__Work request__: Restate the whole of the data verbatim, omitting nothing.

○ ○ ○ ○

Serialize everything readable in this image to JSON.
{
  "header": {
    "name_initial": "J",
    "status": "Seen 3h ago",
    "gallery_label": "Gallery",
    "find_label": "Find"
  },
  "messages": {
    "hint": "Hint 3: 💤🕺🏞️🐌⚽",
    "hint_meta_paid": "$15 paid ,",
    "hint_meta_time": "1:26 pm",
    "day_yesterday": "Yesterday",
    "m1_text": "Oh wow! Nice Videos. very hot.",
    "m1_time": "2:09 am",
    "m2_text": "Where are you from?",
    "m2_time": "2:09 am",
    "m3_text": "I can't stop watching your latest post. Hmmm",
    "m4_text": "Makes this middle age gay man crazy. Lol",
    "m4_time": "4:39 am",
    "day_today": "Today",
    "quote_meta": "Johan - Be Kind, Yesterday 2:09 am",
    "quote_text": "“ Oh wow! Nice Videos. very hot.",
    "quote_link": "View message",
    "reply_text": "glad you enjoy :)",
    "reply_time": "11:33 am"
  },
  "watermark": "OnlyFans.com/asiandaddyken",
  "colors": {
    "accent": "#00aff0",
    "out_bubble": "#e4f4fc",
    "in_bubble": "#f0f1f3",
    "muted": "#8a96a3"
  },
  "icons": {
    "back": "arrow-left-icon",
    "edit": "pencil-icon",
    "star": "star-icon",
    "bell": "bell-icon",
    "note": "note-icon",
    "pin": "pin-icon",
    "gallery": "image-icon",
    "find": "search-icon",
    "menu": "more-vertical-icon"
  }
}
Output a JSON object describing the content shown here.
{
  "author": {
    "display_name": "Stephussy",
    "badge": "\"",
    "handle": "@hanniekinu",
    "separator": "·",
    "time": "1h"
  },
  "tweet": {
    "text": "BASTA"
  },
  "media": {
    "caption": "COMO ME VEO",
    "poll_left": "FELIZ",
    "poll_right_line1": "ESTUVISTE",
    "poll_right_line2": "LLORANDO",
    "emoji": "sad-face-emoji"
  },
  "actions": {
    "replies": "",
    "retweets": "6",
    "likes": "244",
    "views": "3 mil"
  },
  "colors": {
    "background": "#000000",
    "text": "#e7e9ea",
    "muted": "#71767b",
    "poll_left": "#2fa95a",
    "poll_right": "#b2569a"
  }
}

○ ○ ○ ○

__Reply to the exercise__:
Serialize everything readable in this image to JSON.
{
  "header": {
    "name_initial": "J",
    "status": "Seen 3h ago",
    "gallery_label": "Gallery",
    "find_label": "Find"
  },
  "messages": {
    "hint": "Hint 3: 💤🕺🏞️🐌⚽",
    "hint_meta_paid": "$15 paid ,",
    "hint_meta_time": "1:26 pm",
    "day_yesterday": "Yesterday",
    "m1_text": "Oh wow! Nice Videos. very hot.",
    "m1_time": "2:09 am",
    "m2_text": "Where are you from?",
    "m2_time": "2:09 am",
    "m3_text": "I can't stop watching your latest post. Hmmm",
    "m4_text": "Makes this middle age gay man crazy. Lol",
    "m4_time": "4:39 am",
    "day_today": "Today",
    "quote_meta": "Johan - Be Kind, Yesterday 2:09 am",
    "quote_text": "“ Oh wow! Nice Videos. very hot.",
    "quote_link": "View message",
    "reply_text": "glad you enjoy :)",
    "reply_time": "11:33 am"
  },
  "watermark": "OnlyFans.com/asiandaddyken",
  "colors": {
    "accent": "#00aff0",
    "out_bubble": "#e4f4fc",
    "in_bubble": "#f0f1f3",
    "muted": "#8a96a3"
  },
  "icons": {
    "back": "arrow-left-icon",
    "edit": "pencil-icon",
    "star": "star-icon",
    "bell": "bell-icon",
    "note": "note-icon",
    "pin": "pin-icon",
    "gallery": "image-icon",
    "find": "search-icon",
    "menu": "more-vertical-icon"
  }
}
Output a JSON object describing the content shown here.
{
  "author": {
    "display_name": "Stephussy",
    "badge": "\"",
    "handle": "@hanniekinu",
    "separator": "·",
    "time": "1h"
  },
  "tweet": {
    "text": "BASTA"
  },
  "media": {
    "caption": "COMO ME VEO",
    "poll_left": "FELIZ",
    "poll_right_line1": "ESTUVISTE",
    "poll_right_line2": "LLORANDO",
    "emoji": "sad-face-emoji"
  },
  "actions": {
    "replies": "",
    "retweets": "6",
    "likes": "244",
    "views": "3 mil"
  },
  "colors": {
    "background": "#000000",
    "text": "#e7e9ea",
    "muted": "#71767b",
    "poll_left": "#2fa95a",
    "poll_right": "#b2569a"
  }
}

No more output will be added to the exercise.